He was my hero, but just for one day.
The date was October 20, 2001 and I was entering my favorite place in the world, yet I didn't know how to behave or what to do. None of the nineteen thousand, five hundred-plus people attending the Concert for New York knew what to expect as they settled into their seats at New York's Madison Square Garden, a little more than a month and a lifetime after the dark day of September 11 that year.
Were we supposed to enjoy ourselves again? Can we laugh and smile? Can we go back to the way it used to be?
As it turned out, the cue, that evening, came from a rock legend and his message was the same as it ever was. He performed and the underlying message was simply to be yourself and to be authentic with your emotions, your friends, your neighbors and those you were about to meet that night as we took a giant first step towards healing.
The show began with a single spotlight on a performer seated on the stage floor, legs criss-crossed in front of a small synthesizer which provided a rhythmic backbeat.

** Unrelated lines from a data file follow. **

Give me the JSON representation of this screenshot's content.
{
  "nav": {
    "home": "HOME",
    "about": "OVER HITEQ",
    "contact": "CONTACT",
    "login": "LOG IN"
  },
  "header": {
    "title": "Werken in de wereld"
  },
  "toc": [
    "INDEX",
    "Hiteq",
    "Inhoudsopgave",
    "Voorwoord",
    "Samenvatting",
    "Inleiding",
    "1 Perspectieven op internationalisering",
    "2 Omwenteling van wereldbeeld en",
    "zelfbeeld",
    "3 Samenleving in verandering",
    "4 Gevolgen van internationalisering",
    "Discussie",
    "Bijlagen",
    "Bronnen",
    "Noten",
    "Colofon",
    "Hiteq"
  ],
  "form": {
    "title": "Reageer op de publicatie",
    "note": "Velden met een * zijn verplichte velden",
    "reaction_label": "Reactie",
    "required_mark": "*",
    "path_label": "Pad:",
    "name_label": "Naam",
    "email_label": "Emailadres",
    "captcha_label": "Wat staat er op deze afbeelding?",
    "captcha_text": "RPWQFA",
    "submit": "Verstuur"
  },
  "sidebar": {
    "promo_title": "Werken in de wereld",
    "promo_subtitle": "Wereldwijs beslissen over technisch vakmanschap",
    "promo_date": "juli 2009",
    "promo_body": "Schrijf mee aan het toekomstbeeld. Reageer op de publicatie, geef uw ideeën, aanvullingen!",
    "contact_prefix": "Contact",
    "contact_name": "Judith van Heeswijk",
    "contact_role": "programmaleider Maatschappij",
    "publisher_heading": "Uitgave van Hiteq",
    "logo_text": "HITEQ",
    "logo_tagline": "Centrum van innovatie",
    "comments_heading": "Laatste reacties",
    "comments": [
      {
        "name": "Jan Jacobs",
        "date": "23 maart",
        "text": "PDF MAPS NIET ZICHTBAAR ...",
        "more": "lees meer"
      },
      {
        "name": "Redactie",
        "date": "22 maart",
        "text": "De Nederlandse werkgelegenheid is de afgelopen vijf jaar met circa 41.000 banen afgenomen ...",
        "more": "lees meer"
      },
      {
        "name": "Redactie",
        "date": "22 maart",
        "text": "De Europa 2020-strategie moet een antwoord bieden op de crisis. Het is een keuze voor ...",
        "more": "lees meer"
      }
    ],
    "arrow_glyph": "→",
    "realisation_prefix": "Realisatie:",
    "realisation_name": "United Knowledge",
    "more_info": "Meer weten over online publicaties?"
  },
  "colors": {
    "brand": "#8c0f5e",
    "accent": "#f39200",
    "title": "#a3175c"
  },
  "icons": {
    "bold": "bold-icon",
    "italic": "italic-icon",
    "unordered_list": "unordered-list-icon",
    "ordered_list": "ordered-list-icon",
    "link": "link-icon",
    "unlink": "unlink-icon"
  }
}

That performer was David Bowie, dressed casually cool with his contemporary haircut framing his youthful good looks as he was only 53 years old at the time. The show's organizers had decided to start the show with an old, familiar face.
That face was on many of the albums I had purchased. In fact it was on some vinyl, some cassettes and some CDs. In a few cases, the same album was purchased for each of those now-ancient delivery systems for popular music. I guess I missed the 8-tracks he sold? The face sometimes had make-up, and it sometimes was adorned atop glamorous attire that pushed modern fashion further than the latest and most garish layout in the Sunday Times magazine section, whether the fashionistas hailed from Milan, London or New York. The face, while youthful, showed some mileage, too. That is what I loved about him. David Bowie was a rock'n roller who had withstood the test of time.
His music was not on my "Top 10" lists, nor was his name the first that would come to mind when I would look at the list of touring bands for a summer treat. Yet, David Bowie was in a place in my musical tastes that felt safe and secure, despite the fact it was amazingly progressive. Bowie was alternative music before we even knew it existed.
A walk into a dive bar in New York, south of 14th Street, might prove to be stressful to the average man never mind one trying to find the courage it might take to drop a few bucks into an idle jukebox to the start the evening off with a few tunes. Your mind would be rushing with questions and trivial worries, "What artist and which song should I play?" "Everyone in this joint is going to know the song I'm choosing."
You would twist the knobs, and flip the album covers, as the stress began to build. Then, an enlightenment: "Ahh, Bowie!"
It wasn't too Pop (Top 40) and it wasn't too safe (The Beatles). Bowie fit in with The Rolling Stones, or maybe Eric Clapton's latest. It felt just right.
"Ashes-to-Ashes, Modern Love, China Girl, or Young Americans" would always work out nicely to start-up an evening of music and a few frosty cold ones. If you wanted to go a little deeper, a little further, you might play something he passed along to another artist, and maybe play some more obscure stuff from the great Iggy Pop or Mott the Hoople. And, if the jukebox had "All the Young Dudes," it was truly a sign of some music aficionados calling the shots on their music box and you'd found a place to return to at anytime.
Thinking back to that momentous night at The Garden, Bowie began his two-song set with the perfect entree, covering Simon and Garfunkel's cinematic epic, "America," which took on an entirely different meaning that night than its more uppity '60s origins. With film clips and images from New York City playing behind him, the great Bowie carved into the night while the fire-fighters and other first responders stood-up and applauded the selection, as crowd cut-aways on the big screens or a glance to your left or right proved it was okay to smile again. Three and a half minutes later, we began the process of recovery and we did it together with music, along with some smiles, some laughs (especially from Adam Sandler's depiction of Opera Man), some tears and even some boo's (Harrison Ford). It was okay to be ourselves.
Bowie's second selection that night is probably more memorable to many. He played the very fitting "Heroes" from his 12th studio album, recorded in 1977, my senior year in high school. He performed with Paul Schaffer and his orchestra, which included Fab Faux fave, Will Lee, singing back-up vocals. While Ziggy Stardust, Space Oddity, Ch-Ch-Changes, or his Jagger-esque duet on "Dancin' in the Street" will go down as all-time rock epics and fan favorites, I will always remember Bowie from that October evening, sitting in my favorite room, legs crossed, setting the mood, and blazing an important trail, yet again.